ā — as in sofa

a — as in father i — as in pin
ī — as in teen u — as in put ū — as in noon
— as in fibre ṝ — like , but long ḷ — as in able
e — as in Vegas ai — as in aisle o — as in oh
au — as in out


k, kh = English k g, gh — as in good (never as in gym)
ṅ — as in singing c, ch — as in church (never as in car)
j, jh — as in jam ñ — as in canyon (cañon)
ṭ, ṭh, ḍ, ḍh, ṇ = retroflex sounds of t, th, d, dh, n. * t — as in stop
th — as in top, Thomas (never as in thin or this) d, dh = English d
n = English n p — as in spin
ph — as in pat (never = English f) b, bh = English b
m = English m y — as in yodel (never as in body)
r = English r l = English l
v = English v ś, ṣ = English sh
s = English s h = English h
ḥ is a final aspiration ṁ (also written ṃ) is a pure nasal (pronounce as m)

* We do not have such sounds in English. The tongue should touch the roof of the mouth for these letters, not the teeth (as it does in English).

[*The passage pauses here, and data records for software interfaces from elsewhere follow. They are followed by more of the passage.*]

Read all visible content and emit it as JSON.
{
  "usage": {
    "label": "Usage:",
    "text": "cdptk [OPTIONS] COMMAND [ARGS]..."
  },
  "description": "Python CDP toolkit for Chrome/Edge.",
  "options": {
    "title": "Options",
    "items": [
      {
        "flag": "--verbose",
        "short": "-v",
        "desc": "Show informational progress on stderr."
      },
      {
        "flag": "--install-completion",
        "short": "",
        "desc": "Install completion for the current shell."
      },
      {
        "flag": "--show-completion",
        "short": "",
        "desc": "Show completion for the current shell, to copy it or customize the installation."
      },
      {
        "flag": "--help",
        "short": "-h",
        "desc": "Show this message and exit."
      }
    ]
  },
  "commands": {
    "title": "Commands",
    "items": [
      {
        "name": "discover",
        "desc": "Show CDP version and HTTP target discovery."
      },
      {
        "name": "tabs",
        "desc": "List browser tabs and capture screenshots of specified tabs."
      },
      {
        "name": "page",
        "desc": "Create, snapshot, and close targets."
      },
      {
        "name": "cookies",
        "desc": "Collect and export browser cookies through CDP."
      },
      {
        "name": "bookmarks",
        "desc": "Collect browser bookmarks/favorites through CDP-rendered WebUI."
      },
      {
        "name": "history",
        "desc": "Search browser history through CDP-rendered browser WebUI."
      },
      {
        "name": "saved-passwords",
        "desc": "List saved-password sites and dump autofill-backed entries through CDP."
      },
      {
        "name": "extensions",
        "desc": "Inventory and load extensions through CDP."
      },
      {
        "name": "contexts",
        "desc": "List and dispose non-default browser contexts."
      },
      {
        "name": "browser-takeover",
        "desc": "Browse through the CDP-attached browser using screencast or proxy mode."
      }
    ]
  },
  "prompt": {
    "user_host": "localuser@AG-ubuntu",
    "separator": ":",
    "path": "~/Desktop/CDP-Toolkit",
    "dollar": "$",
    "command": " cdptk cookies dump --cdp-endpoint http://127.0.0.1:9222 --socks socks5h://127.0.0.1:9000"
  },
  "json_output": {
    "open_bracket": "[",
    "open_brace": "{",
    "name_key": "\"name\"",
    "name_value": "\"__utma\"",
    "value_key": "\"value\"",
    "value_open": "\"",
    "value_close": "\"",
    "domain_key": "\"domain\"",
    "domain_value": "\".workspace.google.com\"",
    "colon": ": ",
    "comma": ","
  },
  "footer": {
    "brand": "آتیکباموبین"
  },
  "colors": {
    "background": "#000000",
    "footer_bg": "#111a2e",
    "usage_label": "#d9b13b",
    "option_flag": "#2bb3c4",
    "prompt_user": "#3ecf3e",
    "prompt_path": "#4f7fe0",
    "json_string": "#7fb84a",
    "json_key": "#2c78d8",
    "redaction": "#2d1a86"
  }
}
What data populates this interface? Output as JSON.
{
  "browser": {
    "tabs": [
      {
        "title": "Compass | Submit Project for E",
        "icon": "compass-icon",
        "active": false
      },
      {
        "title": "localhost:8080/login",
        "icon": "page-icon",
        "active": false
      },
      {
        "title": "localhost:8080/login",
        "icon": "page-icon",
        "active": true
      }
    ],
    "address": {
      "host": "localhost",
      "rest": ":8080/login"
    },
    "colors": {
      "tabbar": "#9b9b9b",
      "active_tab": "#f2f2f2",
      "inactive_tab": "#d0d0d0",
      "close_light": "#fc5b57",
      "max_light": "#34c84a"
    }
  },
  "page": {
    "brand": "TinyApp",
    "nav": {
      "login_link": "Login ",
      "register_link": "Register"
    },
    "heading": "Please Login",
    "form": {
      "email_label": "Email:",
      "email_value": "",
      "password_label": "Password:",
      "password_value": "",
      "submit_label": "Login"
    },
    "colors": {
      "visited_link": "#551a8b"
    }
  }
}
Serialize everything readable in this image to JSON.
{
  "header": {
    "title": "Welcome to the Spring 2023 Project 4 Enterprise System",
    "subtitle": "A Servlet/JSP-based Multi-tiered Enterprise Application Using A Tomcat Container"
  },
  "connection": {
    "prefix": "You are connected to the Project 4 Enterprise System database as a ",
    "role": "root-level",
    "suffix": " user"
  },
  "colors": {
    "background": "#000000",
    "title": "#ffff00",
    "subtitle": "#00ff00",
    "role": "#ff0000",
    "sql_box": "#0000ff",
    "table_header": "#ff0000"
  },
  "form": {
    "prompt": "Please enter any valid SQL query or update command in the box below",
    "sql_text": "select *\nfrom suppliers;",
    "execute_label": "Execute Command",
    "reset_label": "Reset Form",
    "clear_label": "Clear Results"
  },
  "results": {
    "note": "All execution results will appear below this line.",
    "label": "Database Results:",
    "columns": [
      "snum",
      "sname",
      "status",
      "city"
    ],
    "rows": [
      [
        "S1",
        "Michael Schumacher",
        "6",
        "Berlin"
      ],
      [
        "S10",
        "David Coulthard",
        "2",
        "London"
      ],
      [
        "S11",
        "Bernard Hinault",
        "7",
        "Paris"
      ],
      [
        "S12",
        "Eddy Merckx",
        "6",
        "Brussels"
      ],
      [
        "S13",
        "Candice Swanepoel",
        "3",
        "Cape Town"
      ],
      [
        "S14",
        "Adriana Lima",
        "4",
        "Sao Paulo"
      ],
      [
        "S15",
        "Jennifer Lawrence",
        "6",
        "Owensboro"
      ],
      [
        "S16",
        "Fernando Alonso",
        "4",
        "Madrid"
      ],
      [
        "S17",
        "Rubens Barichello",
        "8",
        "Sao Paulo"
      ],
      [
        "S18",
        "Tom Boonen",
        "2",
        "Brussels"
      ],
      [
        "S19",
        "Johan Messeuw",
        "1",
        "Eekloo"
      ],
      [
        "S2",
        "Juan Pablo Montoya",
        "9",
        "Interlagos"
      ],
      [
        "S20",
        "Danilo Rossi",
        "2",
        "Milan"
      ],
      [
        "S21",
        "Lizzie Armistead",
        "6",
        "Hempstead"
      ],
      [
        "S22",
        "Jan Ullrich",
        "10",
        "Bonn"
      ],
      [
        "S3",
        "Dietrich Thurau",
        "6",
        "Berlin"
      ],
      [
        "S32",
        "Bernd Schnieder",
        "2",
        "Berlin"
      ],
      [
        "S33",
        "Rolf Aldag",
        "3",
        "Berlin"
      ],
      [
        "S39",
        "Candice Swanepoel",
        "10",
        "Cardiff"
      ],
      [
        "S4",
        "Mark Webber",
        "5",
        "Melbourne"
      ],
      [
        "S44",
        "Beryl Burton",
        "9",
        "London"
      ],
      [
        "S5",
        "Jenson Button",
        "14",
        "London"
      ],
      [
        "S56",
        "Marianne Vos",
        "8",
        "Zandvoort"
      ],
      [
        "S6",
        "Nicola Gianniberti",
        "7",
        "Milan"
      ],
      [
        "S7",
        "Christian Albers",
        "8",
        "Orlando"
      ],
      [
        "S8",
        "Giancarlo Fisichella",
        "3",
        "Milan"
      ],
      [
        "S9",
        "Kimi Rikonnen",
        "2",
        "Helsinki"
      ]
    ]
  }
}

Aspirate letters, those written with a letter + h (kh, gh, ch, jh, ṭh, ḍh, th, dh, ph, bh), are pronounced with a breath after the consonant, as: back-hoe, big-horn, wart-hog, boat-house if pronounced bac-khoe, bi-ghorn, war-thog, boa-thouse.